> **WORK ITEM**
With pictures removed, print the listing exactly.
[DATA — start]
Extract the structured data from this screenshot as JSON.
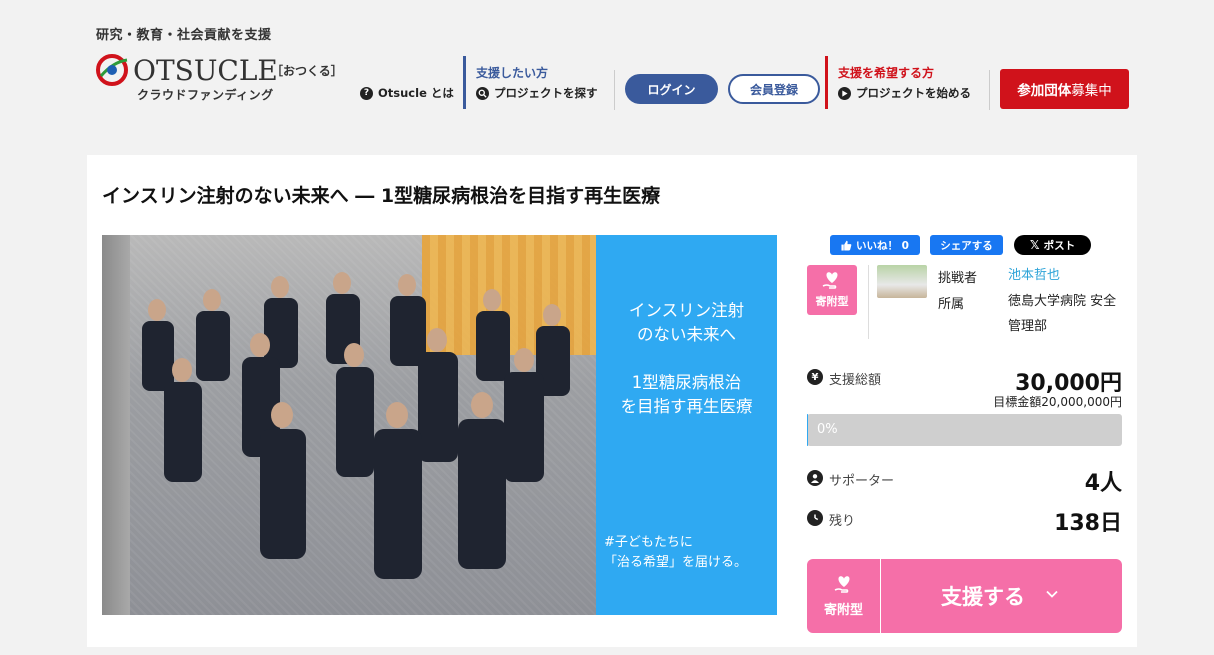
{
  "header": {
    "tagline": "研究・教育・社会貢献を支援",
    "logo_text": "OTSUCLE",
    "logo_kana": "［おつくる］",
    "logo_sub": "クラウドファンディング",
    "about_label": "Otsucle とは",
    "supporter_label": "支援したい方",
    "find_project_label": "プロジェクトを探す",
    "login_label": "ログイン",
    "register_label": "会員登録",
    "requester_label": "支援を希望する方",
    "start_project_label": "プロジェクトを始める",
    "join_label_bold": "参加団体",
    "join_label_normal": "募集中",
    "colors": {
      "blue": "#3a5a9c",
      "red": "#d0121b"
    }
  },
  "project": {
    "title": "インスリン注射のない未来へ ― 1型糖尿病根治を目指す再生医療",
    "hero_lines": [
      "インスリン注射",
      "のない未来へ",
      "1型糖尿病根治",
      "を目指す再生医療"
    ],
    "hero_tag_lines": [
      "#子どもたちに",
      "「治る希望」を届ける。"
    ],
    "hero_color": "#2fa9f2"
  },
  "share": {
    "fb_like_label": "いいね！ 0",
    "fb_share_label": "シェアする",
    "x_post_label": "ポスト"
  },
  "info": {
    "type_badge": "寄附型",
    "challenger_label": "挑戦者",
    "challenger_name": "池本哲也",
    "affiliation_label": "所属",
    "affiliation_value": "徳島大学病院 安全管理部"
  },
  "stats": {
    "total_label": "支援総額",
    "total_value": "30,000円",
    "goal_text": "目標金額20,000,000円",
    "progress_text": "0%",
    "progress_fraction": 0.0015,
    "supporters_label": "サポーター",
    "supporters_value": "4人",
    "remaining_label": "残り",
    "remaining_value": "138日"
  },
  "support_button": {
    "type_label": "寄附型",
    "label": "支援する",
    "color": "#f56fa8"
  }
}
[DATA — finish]
> **ANSWER TO THIS PROBLEM**
Extract the structured data from this screenshot as JSON.
{
  "header": {
    "tagline": "研究・教育・社会貢献を支援",
    "logo_text": "OTSUCLE",
    "logo_kana": "［おつくる］",
    "logo_sub": "クラウドファンディング",
    "about_label": "Otsucle とは",
    "supporter_label": "支援したい方",
    "find_project_label": "プロジェクトを探す",
    "login_label": "ログイン",
    "register_label": "会員登録",
    "requester_label": "支援を希望する方",
    "start_project_label": "プロジェクトを始める",
    "join_label_bold": "参加団体",
    "join_label_normal": "募集中",
    "colors": {
      "blue": "#3a5a9c",
      "red": "#d0121b"
    }
  },
  "project": {
    "title": "インスリン注射のない未来へ ― 1型糖尿病根治を目指す再生医療",
    "hero_lines": [
      "インスリン注射",
      "のない未来へ",
      "1型糖尿病根治",
      "を目指す再生医療"
    ],
    "hero_tag_lines": [
      "#子どもたちに",
      "「治る希望」を届ける。"
    ],
    "hero_color": "#2fa9f2"
  },
  "share": {
    "fb_like_label": "いいね！ 0",
    "fb_share_label": "シェアする",
    "x_post_label": "ポスト"
  },
  "info": {
    "type_badge": "寄附型",
    "challenger_label": "挑戦者",
    "challenger_name": "池本哲也",
    "affiliation_label": "所属",
    "affiliation_value": "徳島大学病院 安全管理部"
  },
  "stats": {
    "total_label": "支援総額",
    "total_value": "30,000円",
    "goal_text": "目標金額20,000,000円",
    "progress_text": "0%",
    "progress_fraction": 0.0015,
    "supporters_label": "サポーター",
    "supporters_value": "4人",
    "remaining_label": "残り",
    "remaining_value": "138日"
  },
  "support_button": {
    "type_label": "寄附型",
    "label": "支援する",
    "color": "#f56fa8"
  }
}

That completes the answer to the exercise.